At the 11th annual Brain Expo, Marshall University sophomore Katie Ghiz is showing fourth graders a video to test how well they pay attention.
You might have seen the video before – in it, six people – three in white shirts, three in dark shirts, pass a basketball. The viewers have to count how many times the people in the white shirt pass the ball.
Most people who watch the video get the count right – or pretty close to right. What they don’t notice is that halfway through the video, a person in a gorilla suit walks through the group, starts dancing, and then leaves out the other side of the frame.
Ghiz is one of about 200 Brain Expo volunteers from Marshall University with community partners. The expo is designed as an opportunity to bring science out of the classroom and give third to sixth graders hands-on learning.
“It’s sort of a reverse science fair set up. We have a bunch of stations that teach about the brain and nervous system – how to take care of it, what it does for you,” said professor Nadja Spitzer, who oversaw the expo. In a large conference room, volunteers manned 26 stations that 800 elementary school students filtered through in shifts over the course of a morning.

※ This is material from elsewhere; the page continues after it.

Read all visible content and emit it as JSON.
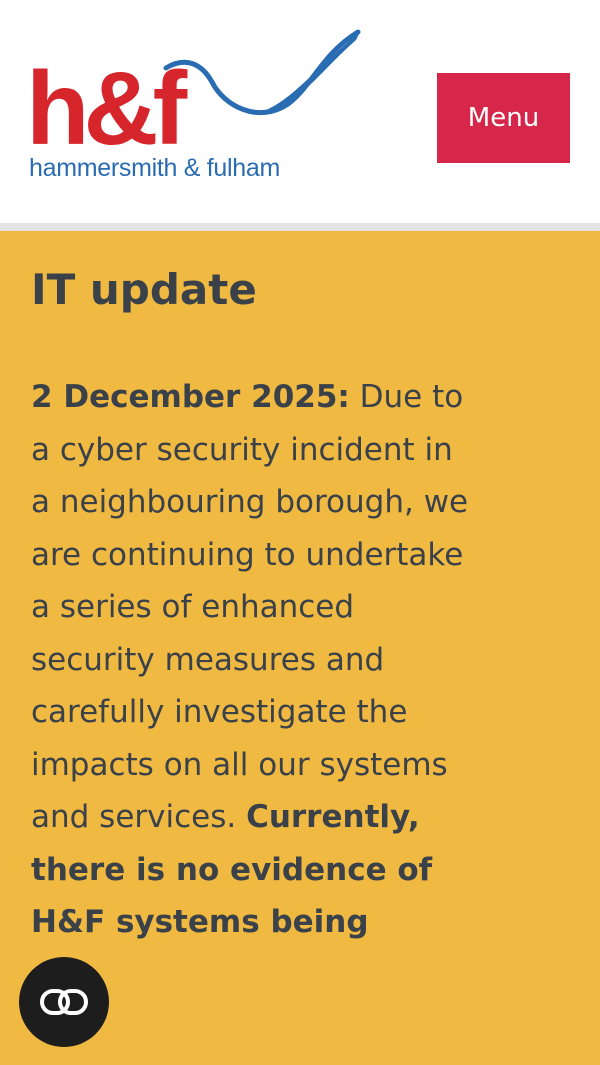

“A lot of times if you’re just learning science in a classroom out of a textbook, it can become very abstract, and here you learn about it has to do with you, it’s relevant to you,” said Spitzer. “How well you shoot that basketball is dependent on how well your brain is working and it kind of puts it in a different perspective, a more exciting perspective.”
Payton Workman, a fourth grader at Dingess Elementary School, visited a station where a volunteer piped tiny worms that normally live in water into petri dishes filled with substances, such as caffeine, alcohol and nicotine. The kids could see in real time how the worms reacted to each of the substances, which prompted conversations about how addiction works and impacts the brain.
“[I learned] that when they’re in alcohol or something they move around a lot,” she said. “They’re really active.”
Spitzer expects that the excitement the kids feel learning in a hands-on environment like this will stick with them and they’ll want to study science in the future.
“There are several kids who came to the first couple of expos who are now students at Marshall, which is awesome,” she said.
Spitzer said elementary schools come to the expo from all over southern West Virginia, and that every year registration fills up. She said she’d loved to grow it, but that they’re already in the biggest room on campus. So instead, a couple of times a year, Marshall students put on mini-expos by going to elementary schools, setting up stations in the gym, and letting the whole school come and learn.
Appalachia Health News is a project of West Virginia Public Broadcasting, with support from Marshall Health and Charleston Area Medical Center.